To conclude, now, these remarks upon religious education, let me sum up what I conceive to be the scientific position. Religious truth should be taught in schools and seminaries of learning as far as it is a matter of scientific knowledge, but critically and not with the purpose of promoting any religion. The utmost care should be taken to present arguments for and against any statement of fact, or any inference, judicially and without the arts of persuasion. Doubt and inquiry should be favored and stimulated, not discouraged or repressed. If this can be accomplished, it is desirable to have religion, as something to be studied in its relations to truth, to character and conduct, taught in public and other schools. But if this method can not be followed, then, until there is unanimity of opinion as to what is true in religion, all teaching on the subject must be excluded from the public schools.
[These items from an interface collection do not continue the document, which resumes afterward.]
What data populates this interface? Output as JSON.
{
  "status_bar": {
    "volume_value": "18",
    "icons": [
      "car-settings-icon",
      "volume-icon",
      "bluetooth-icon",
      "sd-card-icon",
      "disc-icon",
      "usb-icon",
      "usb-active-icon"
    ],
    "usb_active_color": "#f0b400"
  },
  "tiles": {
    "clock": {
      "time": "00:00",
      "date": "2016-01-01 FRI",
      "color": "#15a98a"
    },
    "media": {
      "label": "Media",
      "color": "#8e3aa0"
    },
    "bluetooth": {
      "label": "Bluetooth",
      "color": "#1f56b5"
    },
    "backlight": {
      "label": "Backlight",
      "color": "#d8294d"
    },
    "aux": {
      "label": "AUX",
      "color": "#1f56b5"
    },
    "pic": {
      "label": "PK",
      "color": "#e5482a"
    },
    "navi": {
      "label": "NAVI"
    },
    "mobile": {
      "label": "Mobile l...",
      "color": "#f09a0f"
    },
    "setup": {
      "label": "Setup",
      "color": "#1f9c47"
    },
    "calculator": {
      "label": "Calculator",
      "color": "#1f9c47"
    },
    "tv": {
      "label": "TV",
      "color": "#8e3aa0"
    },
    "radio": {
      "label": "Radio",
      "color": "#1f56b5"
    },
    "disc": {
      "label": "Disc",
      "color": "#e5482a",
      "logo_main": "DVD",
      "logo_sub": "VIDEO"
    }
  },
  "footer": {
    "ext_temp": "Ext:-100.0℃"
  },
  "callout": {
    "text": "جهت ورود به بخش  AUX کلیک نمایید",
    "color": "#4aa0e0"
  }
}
In other institutions effort should be made to introduce and develop the scientific, the critical, the comparative method in this sort of instruction, while every encouragement should be given also to the establishment of schools, colleges, and universities, where its adoption and consistent practice shall be insured.